  • We are in this fix because the State of California cut all (or almost all) funding for public transportation during our memorable summer-long budget crisis. They pushed the pain down to the cities, and now we are feeling it in spades. I agree, we need to raise taxes to fund decent public transportation. I vote for a gas tax. Increased parking costs would also be acceptable. Certainly it’s not acceptable for Muni drivers to add to costs by not showing up for work.

  • Kenny L.

    Ford’s got to go. He’s an idiot.

  • Meanwhile, Schwarzenegger is in the city doing his impression of Al Gore telling us what areas of the Bay might be affected by global warming. All the while cutting funds for and not supporting transit. Too bad we can’t all have bio-diesel Hummers.

  • zsolt

    The first commenter is right on. Why don’t we just eliminate service altogether and get rid of this pesky “cost”. We could finance many more parking spots with that money! Quick, someone tell ANSWER.

  • @the first commenter, it costs money to operate transit service and Muni service is the biggest operational cost in the SFMTA budget. That’s simply a statement of fact and it would only really be a shock if their was something else costing the SFMTA more than Muni.

    @Akit, the state cut around $54.8 million from the SFMTA budget, and the Mayor’s budget cut another $24 million in funding from the City. Those and a lot more smaller cost increases and revenue losses happened after the SFMTA budget (not quite a balanced budget, but the gap was closing and would have been even narrower the next year) had been approved.

    The Board of Supervisors has a roll in this as well. When the SFMTA came to them to approve about $14 million in service cuts, it was the Board of Supervisors, not the SFMTA who added around $9-10 of new service before they’d approve the cuts. That is not as adversarial as it sounds, the Board trusted the MTA to make the decisions about what to cut and add without any micromanagement, but still it negated most the saving,.

    Likewise, even if the entire SFMTA Board were to, say for example… vote unanimously to extend meters 24/7, it wouldn’t go anywhere unless they could get the Board of Supervisors to approve it as well. If anyone wants to see parking hours extended, you have to work on getting your district supervisor to support it as well.

  • Ellen

    Until the public throughout California realizes that there is a role for govt. in providing public services, and that tax revenue is necessary to fund these services, we’ll continue on our path to third world status.
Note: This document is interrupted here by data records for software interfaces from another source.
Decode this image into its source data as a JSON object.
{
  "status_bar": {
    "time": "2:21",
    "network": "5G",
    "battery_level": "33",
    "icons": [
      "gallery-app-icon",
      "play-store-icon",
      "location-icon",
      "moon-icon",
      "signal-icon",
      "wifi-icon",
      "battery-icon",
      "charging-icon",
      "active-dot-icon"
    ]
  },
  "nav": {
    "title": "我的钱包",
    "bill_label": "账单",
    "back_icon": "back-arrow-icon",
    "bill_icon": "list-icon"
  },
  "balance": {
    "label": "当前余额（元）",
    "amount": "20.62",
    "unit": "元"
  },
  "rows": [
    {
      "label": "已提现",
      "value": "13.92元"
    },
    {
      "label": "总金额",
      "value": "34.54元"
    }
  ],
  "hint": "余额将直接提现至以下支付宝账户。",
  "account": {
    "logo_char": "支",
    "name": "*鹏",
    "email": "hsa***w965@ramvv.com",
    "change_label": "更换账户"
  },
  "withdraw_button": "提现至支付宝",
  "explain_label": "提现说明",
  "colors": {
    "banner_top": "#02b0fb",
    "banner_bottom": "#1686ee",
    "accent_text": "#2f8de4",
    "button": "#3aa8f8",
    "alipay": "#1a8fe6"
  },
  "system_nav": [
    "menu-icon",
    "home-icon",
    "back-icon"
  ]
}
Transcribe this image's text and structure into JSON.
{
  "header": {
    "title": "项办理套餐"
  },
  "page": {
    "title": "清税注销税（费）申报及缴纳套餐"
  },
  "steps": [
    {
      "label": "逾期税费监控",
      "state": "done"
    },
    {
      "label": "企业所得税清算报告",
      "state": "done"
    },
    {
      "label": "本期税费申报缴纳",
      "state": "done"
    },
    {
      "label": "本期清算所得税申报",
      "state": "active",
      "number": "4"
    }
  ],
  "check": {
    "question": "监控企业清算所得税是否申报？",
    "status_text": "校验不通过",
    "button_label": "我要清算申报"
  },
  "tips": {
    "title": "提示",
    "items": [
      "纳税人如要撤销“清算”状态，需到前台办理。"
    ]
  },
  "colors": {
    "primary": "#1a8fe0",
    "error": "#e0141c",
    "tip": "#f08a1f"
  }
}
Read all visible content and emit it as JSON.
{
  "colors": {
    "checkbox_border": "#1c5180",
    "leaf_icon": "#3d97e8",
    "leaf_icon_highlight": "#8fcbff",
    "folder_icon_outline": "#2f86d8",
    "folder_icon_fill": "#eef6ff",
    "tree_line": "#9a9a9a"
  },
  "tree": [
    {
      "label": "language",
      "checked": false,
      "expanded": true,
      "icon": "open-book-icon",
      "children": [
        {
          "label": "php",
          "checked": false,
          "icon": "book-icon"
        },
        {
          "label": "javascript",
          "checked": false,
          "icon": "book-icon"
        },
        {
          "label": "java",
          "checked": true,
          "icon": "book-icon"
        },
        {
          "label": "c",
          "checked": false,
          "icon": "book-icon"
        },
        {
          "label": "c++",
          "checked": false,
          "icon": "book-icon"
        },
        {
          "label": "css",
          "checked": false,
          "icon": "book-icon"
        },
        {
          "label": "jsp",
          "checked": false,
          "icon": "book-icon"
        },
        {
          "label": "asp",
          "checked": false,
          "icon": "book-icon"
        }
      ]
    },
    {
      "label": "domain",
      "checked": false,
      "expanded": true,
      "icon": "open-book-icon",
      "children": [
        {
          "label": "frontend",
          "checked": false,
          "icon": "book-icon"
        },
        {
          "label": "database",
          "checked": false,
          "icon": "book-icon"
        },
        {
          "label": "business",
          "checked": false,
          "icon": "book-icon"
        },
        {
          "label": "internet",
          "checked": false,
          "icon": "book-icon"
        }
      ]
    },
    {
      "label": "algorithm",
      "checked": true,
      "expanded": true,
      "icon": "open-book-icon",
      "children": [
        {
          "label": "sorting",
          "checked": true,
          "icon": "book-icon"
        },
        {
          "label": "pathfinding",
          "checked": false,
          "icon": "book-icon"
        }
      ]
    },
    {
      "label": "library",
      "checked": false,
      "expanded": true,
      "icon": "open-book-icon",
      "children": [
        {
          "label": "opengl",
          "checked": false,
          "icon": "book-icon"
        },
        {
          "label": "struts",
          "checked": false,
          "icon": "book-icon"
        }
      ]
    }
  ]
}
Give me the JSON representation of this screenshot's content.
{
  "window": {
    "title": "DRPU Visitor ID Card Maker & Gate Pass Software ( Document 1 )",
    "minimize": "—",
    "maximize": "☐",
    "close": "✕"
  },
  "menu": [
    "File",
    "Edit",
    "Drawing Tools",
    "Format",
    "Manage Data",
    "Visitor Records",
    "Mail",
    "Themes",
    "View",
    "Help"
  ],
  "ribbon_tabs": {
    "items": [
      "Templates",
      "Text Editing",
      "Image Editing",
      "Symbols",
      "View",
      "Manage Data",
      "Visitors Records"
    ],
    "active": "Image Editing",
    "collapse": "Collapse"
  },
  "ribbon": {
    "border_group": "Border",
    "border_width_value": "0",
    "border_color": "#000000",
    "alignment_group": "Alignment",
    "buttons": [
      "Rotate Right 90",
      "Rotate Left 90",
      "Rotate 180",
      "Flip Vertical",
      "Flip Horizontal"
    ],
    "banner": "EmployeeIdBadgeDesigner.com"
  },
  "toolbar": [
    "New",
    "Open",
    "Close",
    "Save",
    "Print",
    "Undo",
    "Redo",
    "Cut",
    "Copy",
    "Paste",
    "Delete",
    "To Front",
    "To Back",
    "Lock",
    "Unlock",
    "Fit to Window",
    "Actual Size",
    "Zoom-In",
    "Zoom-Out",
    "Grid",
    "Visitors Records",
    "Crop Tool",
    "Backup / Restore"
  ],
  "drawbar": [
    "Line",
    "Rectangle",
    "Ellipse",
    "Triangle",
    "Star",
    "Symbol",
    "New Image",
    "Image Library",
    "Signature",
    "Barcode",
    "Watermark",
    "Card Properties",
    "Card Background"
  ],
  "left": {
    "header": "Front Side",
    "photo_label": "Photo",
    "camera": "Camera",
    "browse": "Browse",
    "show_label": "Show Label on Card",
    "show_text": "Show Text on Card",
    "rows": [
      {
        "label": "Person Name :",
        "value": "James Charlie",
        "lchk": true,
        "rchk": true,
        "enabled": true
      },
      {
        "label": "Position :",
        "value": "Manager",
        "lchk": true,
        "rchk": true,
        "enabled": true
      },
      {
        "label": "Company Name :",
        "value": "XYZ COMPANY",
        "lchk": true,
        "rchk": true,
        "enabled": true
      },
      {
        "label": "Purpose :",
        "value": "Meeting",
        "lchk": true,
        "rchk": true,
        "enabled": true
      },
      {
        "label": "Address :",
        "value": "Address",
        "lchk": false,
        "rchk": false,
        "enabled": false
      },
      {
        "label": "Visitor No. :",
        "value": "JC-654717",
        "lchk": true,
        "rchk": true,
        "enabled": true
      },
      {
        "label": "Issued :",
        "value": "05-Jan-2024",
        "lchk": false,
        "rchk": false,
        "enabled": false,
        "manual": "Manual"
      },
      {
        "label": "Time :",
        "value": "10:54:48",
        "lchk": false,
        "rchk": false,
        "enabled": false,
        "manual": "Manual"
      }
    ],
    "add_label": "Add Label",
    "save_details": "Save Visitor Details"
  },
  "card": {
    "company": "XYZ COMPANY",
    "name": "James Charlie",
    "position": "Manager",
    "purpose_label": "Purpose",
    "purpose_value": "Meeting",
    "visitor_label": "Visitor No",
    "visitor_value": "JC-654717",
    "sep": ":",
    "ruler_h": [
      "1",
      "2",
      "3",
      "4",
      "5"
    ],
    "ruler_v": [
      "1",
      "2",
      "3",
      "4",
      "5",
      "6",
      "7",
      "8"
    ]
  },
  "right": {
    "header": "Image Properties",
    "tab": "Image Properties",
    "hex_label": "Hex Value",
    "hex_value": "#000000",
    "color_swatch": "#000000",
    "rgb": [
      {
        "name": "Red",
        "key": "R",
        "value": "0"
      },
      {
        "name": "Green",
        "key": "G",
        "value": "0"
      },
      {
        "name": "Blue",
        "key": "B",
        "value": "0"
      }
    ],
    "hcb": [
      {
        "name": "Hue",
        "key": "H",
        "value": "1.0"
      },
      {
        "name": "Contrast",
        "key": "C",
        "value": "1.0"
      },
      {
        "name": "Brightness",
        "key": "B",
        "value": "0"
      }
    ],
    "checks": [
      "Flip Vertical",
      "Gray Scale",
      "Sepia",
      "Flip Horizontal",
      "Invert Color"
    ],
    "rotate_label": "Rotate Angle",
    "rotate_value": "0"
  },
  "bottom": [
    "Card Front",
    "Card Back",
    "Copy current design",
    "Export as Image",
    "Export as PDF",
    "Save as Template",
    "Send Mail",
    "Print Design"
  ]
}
Restricting Prop. 13 to owner-occupied residential housing would do more to solve a myriad of problems than any piecemeal actions.